*** Opening THE INPUT ***

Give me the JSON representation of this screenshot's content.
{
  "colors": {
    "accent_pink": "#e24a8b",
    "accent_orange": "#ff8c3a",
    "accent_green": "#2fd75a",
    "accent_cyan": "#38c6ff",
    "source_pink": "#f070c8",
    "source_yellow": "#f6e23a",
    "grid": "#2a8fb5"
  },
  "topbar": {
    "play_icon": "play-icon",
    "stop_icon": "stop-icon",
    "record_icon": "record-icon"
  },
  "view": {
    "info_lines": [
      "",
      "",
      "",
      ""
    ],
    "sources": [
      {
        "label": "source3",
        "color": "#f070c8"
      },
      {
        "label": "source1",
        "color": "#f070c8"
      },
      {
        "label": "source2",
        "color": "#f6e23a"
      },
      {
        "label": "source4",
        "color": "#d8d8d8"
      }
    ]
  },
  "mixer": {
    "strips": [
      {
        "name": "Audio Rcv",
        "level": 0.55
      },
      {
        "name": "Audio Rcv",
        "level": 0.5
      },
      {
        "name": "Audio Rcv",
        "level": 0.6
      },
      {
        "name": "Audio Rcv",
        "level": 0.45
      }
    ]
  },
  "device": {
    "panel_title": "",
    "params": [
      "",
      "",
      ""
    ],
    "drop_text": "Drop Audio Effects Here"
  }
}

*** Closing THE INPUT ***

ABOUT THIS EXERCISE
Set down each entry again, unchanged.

WRITTEN ANSWER
Give me the JSON representation of this screenshot's content.
{
  "colors": {
    "accent_pink": "#e24a8b",
    "accent_orange": "#ff8c3a",
    "accent_green": "#2fd75a",
    "accent_cyan": "#38c6ff",
    "source_pink": "#f070c8",
    "source_yellow": "#f6e23a",
    "grid": "#2a8fb5"
  },
  "topbar": {
    "play_icon": "play-icon",
    "stop_icon": "stop-icon",
    "record_icon": "record-icon"
  },
  "view": {
    "info_lines": [
      "",
      "",
      "",
      ""
    ],
    "sources": [
      {
        "label": "source3",
        "color": "#f070c8"
      },
      {
        "label": "source1",
        "color": "#f070c8"
      },
      {
        "label": "source2",
        "color": "#f6e23a"
      },
      {
        "label": "source4",
        "color": "#d8d8d8"
      }
    ]
  },
  "mixer": {
    "strips": [
      {
        "name": "Audio Rcv",
        "level": 0.55
      },
      {
        "name": "Audio Rcv",
        "level": 0.5
      },
      {
        "name": "Audio Rcv",
        "level": 0.6
      },
      {
        "name": "Audio Rcv",
        "level": 0.45
      }
    ]
  },
  "device": {
    "panel_title": "",
    "params": [
      "",
      "",
      ""
    ],
    "drop_text": "Drop Audio Effects Here"
  }
}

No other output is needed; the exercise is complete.